Although the curve of increasing electric van sales is behind that of electric car sales, the picture is not dissimilar to the new car market: electric vehicle sales are increasing, and therefore bucking the overall trend of decreasing sales of vehicles with internal combustion engines. Battery electric vehicles (BEVs) are expected to account for 6.3% of LCV registrations during the year as a whole.
Digging down to the detail, registrations of large vans were down 19.1%, while deliveries of medium-sized vans, the second largest segment by volume, dropped by a huge 48.6%, according to the latest figures published by the Society of Motor Manufacturers and Traders (SMMT).
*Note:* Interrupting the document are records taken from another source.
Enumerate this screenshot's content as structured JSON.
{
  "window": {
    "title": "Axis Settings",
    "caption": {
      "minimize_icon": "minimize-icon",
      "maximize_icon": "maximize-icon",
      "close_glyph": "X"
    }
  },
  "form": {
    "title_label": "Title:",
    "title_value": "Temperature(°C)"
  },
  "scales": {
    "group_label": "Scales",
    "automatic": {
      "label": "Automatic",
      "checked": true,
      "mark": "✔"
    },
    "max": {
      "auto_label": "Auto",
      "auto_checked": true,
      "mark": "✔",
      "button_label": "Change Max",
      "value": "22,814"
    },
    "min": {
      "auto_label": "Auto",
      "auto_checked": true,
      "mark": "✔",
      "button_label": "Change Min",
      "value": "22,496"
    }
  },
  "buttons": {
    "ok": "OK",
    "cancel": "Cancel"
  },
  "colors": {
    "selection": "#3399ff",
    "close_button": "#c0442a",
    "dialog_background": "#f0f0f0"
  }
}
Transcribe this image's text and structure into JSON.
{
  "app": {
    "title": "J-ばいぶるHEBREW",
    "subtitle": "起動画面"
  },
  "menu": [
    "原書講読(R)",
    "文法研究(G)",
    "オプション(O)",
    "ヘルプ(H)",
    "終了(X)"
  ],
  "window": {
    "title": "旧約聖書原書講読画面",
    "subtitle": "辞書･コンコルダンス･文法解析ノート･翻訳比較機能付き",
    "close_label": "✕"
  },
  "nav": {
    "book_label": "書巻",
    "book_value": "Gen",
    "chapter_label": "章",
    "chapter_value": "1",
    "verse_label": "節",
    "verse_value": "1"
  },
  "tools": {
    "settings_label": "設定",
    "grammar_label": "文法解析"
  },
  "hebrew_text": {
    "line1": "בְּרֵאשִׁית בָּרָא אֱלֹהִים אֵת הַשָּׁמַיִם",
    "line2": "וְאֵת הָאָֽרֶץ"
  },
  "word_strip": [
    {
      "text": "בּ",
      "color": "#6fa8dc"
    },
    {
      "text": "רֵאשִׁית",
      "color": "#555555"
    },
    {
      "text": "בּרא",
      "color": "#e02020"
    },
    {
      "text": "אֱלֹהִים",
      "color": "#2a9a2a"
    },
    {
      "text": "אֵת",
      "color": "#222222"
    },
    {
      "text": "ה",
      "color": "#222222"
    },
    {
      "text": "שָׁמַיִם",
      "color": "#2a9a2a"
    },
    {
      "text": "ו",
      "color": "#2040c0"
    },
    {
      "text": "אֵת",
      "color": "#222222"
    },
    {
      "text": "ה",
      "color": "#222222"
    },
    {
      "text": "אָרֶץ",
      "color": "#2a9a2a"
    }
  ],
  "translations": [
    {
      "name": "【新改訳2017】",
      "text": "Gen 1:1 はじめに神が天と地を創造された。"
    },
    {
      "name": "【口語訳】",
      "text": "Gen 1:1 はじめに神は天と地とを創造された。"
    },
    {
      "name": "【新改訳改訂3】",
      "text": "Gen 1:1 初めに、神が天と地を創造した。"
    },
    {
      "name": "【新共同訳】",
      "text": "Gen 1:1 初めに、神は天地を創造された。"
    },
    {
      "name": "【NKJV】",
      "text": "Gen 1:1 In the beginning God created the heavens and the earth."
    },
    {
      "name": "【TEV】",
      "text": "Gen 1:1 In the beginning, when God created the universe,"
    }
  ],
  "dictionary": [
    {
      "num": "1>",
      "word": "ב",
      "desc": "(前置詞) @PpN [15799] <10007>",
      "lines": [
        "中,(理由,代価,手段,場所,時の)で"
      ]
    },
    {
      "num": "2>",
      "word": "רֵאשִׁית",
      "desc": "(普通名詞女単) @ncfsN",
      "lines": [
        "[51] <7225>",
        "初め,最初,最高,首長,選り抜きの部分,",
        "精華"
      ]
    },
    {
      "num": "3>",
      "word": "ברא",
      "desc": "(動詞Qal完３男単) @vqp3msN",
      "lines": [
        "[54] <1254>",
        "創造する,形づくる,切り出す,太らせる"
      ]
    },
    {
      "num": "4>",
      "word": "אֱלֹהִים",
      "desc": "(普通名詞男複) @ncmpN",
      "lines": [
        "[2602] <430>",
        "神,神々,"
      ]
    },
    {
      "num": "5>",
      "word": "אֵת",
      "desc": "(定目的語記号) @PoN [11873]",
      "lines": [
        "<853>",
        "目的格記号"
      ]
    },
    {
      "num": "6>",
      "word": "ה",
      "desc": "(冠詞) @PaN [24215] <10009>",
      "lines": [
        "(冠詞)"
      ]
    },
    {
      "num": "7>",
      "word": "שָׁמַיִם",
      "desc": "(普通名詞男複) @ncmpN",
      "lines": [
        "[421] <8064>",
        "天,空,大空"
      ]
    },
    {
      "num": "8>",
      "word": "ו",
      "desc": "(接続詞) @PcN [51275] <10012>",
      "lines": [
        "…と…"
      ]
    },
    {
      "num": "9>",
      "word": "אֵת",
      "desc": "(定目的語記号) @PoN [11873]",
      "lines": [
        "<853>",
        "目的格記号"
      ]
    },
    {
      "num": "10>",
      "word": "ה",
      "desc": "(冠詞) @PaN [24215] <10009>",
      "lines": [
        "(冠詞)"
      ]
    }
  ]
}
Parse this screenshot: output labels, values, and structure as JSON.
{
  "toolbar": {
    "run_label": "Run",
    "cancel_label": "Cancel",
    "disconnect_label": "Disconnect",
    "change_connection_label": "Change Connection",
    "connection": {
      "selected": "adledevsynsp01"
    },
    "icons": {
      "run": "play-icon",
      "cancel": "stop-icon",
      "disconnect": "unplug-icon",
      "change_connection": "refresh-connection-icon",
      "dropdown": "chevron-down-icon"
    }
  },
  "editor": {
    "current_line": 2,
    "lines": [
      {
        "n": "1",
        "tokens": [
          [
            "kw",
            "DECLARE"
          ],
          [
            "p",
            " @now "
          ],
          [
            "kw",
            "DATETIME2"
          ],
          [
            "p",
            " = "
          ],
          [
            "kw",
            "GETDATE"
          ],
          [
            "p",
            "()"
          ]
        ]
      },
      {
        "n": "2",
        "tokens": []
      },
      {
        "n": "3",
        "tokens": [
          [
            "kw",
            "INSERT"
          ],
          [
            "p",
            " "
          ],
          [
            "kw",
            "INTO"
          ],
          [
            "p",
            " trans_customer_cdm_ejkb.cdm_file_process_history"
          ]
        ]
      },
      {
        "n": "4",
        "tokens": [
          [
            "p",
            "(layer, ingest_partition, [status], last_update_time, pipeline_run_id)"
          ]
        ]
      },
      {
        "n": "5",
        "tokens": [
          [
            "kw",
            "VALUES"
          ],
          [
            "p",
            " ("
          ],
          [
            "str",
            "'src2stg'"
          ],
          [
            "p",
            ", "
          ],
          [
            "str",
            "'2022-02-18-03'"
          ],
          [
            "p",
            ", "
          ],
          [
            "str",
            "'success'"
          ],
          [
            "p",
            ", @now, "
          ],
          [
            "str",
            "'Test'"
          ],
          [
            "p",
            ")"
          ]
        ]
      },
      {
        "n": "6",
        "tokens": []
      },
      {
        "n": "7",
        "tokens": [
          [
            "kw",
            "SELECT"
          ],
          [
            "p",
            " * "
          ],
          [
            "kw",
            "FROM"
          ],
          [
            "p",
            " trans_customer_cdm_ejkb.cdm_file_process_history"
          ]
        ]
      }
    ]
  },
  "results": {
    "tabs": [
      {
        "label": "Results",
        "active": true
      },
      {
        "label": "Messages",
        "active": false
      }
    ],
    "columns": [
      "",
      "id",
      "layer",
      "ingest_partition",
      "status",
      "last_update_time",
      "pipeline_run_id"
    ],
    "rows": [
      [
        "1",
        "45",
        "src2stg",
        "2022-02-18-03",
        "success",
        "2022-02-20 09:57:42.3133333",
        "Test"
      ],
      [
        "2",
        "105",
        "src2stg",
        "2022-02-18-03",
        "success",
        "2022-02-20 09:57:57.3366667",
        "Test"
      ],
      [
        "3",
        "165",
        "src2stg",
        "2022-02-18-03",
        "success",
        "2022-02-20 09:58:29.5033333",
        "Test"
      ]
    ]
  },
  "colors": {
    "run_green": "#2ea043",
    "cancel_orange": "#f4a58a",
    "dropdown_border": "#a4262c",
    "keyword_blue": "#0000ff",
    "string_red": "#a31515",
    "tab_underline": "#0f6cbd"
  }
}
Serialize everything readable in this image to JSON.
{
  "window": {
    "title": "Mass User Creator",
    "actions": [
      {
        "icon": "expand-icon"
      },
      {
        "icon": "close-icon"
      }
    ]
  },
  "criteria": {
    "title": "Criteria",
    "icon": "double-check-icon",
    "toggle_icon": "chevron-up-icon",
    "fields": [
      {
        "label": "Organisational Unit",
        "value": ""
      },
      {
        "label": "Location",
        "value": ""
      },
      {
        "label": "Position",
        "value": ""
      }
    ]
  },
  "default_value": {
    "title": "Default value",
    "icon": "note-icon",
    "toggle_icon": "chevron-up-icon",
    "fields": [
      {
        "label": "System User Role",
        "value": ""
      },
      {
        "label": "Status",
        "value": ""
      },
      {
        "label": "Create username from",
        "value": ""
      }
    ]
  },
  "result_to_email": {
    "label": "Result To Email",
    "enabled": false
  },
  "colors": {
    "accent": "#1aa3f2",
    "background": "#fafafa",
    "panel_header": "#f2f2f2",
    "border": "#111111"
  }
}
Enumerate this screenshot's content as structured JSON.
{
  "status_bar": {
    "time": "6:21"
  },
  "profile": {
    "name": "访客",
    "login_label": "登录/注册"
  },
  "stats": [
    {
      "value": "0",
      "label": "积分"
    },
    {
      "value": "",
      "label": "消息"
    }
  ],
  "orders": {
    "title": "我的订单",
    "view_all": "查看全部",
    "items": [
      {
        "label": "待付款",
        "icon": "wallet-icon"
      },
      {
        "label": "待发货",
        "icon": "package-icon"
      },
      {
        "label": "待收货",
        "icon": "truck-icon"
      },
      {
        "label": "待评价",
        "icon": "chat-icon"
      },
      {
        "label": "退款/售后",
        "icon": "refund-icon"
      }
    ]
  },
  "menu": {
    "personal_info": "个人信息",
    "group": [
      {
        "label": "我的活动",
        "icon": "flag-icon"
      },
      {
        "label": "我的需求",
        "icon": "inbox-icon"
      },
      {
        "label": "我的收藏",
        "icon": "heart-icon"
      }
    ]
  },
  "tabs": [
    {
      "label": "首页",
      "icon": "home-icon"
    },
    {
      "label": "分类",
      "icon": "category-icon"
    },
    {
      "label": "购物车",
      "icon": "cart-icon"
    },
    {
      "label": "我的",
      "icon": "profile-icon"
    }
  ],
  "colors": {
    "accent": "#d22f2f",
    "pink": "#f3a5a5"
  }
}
While the decline in registrations in April is steeper due to comparison with 2021, which saw the highest total for the month since records began, this year was still 12.2% below pre-pandemic 2019.
Large vans (those weighing over 2.5 tonnes) comprise more than two-thirds of the LCV market, and their market share increased by nine percentage points to 75.1%. This is due in part to more significant declines in registrations of medium-sized vans (those weighing greater than 2.0 tonnes to 2.5 tonnes) by 48.6%, and small vans (weighing two tonnes or less) by 48.2%, as components shortages restricted supply.
The SMMT believes that policies that incentivise operators to make the switch to electric vans will be essential to meet the UK government’s ambitious decarbonisation targets.